The Ashburton Guardian. Magna Est Veritas, et Praevalebit. THURSDAY, MARCH 17, 1881. The Registration of Dogs.
TOWN EDITION. [lssued at 5 p. vi. J
To morrow a number of residents in the Eorough and Wakanui districts have, we believe, to appear before Mr Wood, R.M., on charges laid by the police, for the non-registration of dogs. That every owner of an unregistered dog should be made to pay for his or her neglect, is perfectly fair and reasonable, when every facility has been placed in the way for getting the registration effected. Those who wilfully try to evade the Act, and for months persist in keeping these dogs, without paying the fee of ten shillings, ought to be treated as they deserve. There are, however, exceptional cases which have been lost sight of, evidently, in the haste that has prompted our local police force to carry out their instructions in the matter of dogs registration. To these we wish to draw the attention of the various public bodies in whom is entrusted the matter of enforcing the provisions of the Act. We learn that there are a great many of those who are now summoned who have no desire to evade the Act, but, owing to there being some delay in the appointment of the proper officer for registration for the district of Wakanui, the registration was deferred. The Registration Officer for Wakanui was appointed by the County Council. A short time after his appointment, his resignation was sent in and accepted. The County Council wrote to the Wakanui Road Board, asking them to recommend a suitable person, which they did, but owing to so much time having elapsed before the County Council received their reply, another officer —Mr Mainwaring—was appointed. His notification as Registrar, was, we hear, gazetted on the Bth February, and he has since then undertaken the duties. The County Council rt its last meeting passed a resolution that all dogs were to be registered before the 31st of Marcii, consquently many were under the impression that if the dogs were registered before that date, they would not be summoned by the police. This resolution was passed, we believe, so that the police shall be entitled to a fee of 2s 6d for every unregistered dog found by them after that date. This premium, we are afraid, will be found to work prejudicially, in some cases unfairly. We hear that already little urchins are employed by the police as petty informers, and this, if true, is decidedly objectionable. If certain duties are given to the police, they should carry them out themselves, and not employ “ hirelings” of this description. As before stated, every owner of a dog should be fined if his dog is unregistered, but when difficulties (as they have appear in the way of getting registration effected, certain restrictions ought to be placed upon the police, who will now receive a direct premium for hunting up dogs without collars. We do

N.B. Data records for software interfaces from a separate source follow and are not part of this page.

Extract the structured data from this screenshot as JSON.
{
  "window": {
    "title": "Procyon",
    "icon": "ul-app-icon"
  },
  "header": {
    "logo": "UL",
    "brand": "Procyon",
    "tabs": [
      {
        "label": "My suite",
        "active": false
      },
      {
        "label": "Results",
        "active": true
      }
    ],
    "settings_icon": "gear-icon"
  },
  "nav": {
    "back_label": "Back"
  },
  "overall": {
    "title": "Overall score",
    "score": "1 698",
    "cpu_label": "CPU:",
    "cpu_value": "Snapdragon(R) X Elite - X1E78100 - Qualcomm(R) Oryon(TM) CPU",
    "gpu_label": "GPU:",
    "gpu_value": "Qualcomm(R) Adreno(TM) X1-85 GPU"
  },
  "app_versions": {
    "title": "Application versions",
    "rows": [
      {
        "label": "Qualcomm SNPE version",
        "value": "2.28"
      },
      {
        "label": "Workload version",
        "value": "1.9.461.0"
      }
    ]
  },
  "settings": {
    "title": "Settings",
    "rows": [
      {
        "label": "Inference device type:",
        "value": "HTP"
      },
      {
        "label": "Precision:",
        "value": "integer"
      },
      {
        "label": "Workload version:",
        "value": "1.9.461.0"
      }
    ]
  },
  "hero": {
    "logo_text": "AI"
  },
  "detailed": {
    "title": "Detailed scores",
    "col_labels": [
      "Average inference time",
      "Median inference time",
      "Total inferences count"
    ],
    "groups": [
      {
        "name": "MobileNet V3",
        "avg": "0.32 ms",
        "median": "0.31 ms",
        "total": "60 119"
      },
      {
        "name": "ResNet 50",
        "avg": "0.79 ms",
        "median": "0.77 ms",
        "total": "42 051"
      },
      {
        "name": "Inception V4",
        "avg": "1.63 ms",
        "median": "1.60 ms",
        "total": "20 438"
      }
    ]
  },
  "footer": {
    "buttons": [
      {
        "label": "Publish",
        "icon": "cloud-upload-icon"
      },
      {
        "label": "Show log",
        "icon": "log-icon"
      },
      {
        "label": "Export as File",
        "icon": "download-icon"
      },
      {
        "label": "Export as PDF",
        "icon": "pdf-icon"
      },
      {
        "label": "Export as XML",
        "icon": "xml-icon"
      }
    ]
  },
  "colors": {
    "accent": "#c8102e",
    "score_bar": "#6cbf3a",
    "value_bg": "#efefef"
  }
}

not wish to infer that blame is attached to the police for what has been done in this matter, but would like to see that every precaution is taken that they do not exceed their duties in their anxiety to carry out the instructions given them, especially when 25 per cent, of the total registration fee is pocketed by them. One thing, however, we feel must be mentioned, and that is, as far as our present local force is concerned, we have to thank them foi the impartial way they have hitherto done their duty. According to the Dog Registration Act, 1880, every dog found without a proper registration label on the collar can be destroyed, and of course the owner fined. This will give a greater facility to those who wish to make a little money, as many dogs lose their collars, and again they are generally made of such poor leather, that often the badges or labels come off. With all due deference to the County Council for their desire to increase the revenue, by the registration of dogs in the county, we would like to see the commission of 2s 6d dispensed with altogether, as the Act was never intended to encourage payment to “ dog ” informers.